Administrative regulations enacted pursuant to a state statute often impose strict deadlines by which insurers are required to perform a variety of tasks, including the prompt issuance of a reservations of rights, notification of coverage determinations, and advising of an insured’s right to file a complaint with the state’s insurance department. Often overlooked is the fundamental premise that an administrative agency’s rule-making authority only extends as far as is permitted by the legislature’s express authority. Last week, Florida’s Third District Court of Appeal reminded us of this limitation when it invalidated an administrative rule requiring insurers to notify their insureds within five days of receiving a claim that the insured has the right to participate in a state-sponsored mediation program.
Section 627.7015 of Florida’s Insurance Code authorizes Florida’s “alternative procedure for resolution of disputed property insurance claims.” The purpose of the state-sponsored mediation program is to provide a “non-adversarial alternative dispute resolution procedure for mediation of insurance claims” prior to the “more adversarial appraisal process.” Section 627.7015 authorizes the Financial Services Department (the “Department”) to adopt rules in furtherance of such a program, specifically providing:
(4) The department shall adopt by rule a property insurance mediation program to be administered by the department or its designee. The department may also adopt special rules which are applicable in cases of an emergency within the state. The rules shall be modeled after practices and procedures set forth in mediation rules of procedure adopted by the Supreme Court. The rules shall provide for:
(a) Reasonable requirement for processing and scheduling of requests for mediation.
(b) Qualifications of mediators….
(c) Provisions governing who may attend mediation conferences.
(d) Selection of mediators.
(e) Criteria for the conduct of mediation conferences.
(f) Right to legal counsel.
Further, Section 627.7015 specifically requires that insurers notify their insureds of the right to participate in such a program:
(2) At the time a first-party claim within the scope of this section is filed, the insurer shall notify all first-party claimants of their right to participate in the mediation program under this section….
As part of its purported rule-making authority, the Department adopted Fla. Admin. R. 69J-166.031(4)(a)(1), which provides that “[w]ithin five days of the insured filing a first-party claim which falls within the scope of this rule, the insurer shall notify the insured of their right to participate in this program.” Importantly, the statute provides that failure to give notice excuses an insured from participating in any contractual loss appraisal process. § 627.7015(7), Fla. Stat. (2005).

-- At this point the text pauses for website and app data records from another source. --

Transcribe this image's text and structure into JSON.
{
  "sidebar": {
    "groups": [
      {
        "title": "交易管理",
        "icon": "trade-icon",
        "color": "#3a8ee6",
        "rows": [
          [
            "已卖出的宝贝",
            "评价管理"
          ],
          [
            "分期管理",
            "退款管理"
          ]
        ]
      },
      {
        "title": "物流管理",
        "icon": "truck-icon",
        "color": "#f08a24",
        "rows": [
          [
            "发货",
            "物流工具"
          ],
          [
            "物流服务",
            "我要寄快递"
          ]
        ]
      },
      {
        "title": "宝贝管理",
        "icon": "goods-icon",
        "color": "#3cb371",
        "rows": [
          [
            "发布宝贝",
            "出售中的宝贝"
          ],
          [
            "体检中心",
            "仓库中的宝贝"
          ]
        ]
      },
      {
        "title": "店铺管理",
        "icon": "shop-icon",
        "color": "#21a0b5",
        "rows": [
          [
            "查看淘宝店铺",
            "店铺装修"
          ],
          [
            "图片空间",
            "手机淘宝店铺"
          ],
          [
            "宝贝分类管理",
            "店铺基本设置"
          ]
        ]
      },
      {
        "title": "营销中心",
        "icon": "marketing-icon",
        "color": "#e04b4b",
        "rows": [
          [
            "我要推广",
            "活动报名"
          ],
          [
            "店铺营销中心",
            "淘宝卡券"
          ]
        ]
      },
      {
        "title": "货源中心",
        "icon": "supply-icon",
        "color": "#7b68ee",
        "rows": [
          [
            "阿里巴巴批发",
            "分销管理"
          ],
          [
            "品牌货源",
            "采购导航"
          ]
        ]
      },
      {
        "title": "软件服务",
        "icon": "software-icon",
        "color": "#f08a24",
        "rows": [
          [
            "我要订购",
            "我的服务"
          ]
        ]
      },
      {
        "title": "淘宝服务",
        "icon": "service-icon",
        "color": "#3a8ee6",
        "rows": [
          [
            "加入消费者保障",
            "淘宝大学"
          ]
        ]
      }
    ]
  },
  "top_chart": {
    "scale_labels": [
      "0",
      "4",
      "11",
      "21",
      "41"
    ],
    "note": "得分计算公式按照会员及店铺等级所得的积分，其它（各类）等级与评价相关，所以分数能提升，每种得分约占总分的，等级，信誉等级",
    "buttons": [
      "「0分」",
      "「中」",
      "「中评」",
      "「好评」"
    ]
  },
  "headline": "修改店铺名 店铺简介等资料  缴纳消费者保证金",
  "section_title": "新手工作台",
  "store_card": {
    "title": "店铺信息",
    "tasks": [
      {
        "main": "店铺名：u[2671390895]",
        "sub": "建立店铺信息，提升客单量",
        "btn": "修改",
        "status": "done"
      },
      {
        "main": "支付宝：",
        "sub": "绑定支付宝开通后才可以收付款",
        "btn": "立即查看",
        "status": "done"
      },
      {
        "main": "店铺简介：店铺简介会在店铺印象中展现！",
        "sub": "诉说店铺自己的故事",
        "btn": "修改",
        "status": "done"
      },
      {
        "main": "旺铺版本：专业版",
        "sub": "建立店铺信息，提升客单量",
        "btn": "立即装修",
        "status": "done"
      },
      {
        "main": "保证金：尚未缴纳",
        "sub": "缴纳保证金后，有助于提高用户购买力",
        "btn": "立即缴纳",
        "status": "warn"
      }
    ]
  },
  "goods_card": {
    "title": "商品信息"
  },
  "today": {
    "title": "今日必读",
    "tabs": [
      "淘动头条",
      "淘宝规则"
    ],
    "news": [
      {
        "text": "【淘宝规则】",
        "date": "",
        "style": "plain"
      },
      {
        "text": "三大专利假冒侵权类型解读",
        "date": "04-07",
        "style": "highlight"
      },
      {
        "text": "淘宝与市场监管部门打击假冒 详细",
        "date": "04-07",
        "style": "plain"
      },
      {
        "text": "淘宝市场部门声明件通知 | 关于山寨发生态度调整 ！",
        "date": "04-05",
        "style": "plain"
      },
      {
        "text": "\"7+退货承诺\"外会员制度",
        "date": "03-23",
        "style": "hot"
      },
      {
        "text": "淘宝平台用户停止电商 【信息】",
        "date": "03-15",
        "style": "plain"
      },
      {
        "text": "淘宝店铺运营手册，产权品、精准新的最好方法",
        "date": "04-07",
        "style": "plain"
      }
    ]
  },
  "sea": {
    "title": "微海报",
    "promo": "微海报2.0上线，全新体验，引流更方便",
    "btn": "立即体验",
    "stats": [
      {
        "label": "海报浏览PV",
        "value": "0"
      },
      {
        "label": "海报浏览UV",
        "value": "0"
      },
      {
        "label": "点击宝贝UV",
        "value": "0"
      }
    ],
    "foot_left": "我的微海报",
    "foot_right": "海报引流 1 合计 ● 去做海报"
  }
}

In Subirats v. Fidelity National Prop., 2013 Fla. App. LEXIS 2620 (Fla. 3d Dist. Ct. App. Feb. 20, 2013), the insurer notified the plaintiffs of their right to the mediation program approximately 14 days after plaintiffs filed their claim. Plaintiffs claimed that the insurer waived its right to enforce the policy’s appraisal provision due to its violation of the administrative notification deadline. The court disagreed, ruling that the Department exceeded its rule-making authority when it imposed the five-day rule. The court noted that “[t]he most casual perusal of section 627.7015(4) reveals the Department was not granted the authority to promulgate a deadline for notifying an insured of the right to mediation.” Noting that the statute already required notification by the insurer, the court concluded that “[w]e presume the failure of the legislature to authorize the adoption of the rather draconian five-day deadline was intentional.”
The court was careful to note that while the five-day rule was invalid, the statute remained clear that an insurer would still waive appraisal when it fails to provide any notification to the claimant of their right to participate in mediation. Moreover, the court noted that in this case the purpose of the notice provision was achieved when the insureds were made aware of their right to mediation prior to electing appraisal:
It bears mentioning that the purpose of the notice provision in section 627.7015 was not thwarted. That purpose is to prevent an insurer from withholding notification and thereby trapping “an uninformed insured into the very same potentially lengthy and costly appraisal process the statute was meant to guard against.” Colosimo, 61 So. 3d at 1245. Fidelity did not withhold notification or “trap” the Subiratses into a lengthy and costly appraisal process. To the contrary, the insurer in this case did notify the Subiratses of their right to avail themselves of the statutory mediation program. The Subiratses elected to proceed directly to appraisal. In accordance with the Subiratses’ election, Fidelity’s appraiser promptly met with the insureds’ appraiser and the two actually agreed to the amount of the loss. All that remained was to formally complete the appraisal process. We affirm the trial court’s order staying litigation of the breach of contract claim until the parties complete the appraisal process.
The court’s decision in Subirats highlights that practitioners may wish to take the time to explore the statutory authority under which an administrative rule was promulgated, especially when the rule appears to stretch into territory not otherwise contemplated by the legislature. In addition, while this result is favorable to insurers, insurers are reminded that they are still required to ensure that their insureds are notified of the opportunity to mediate claims before an appraisal takes place.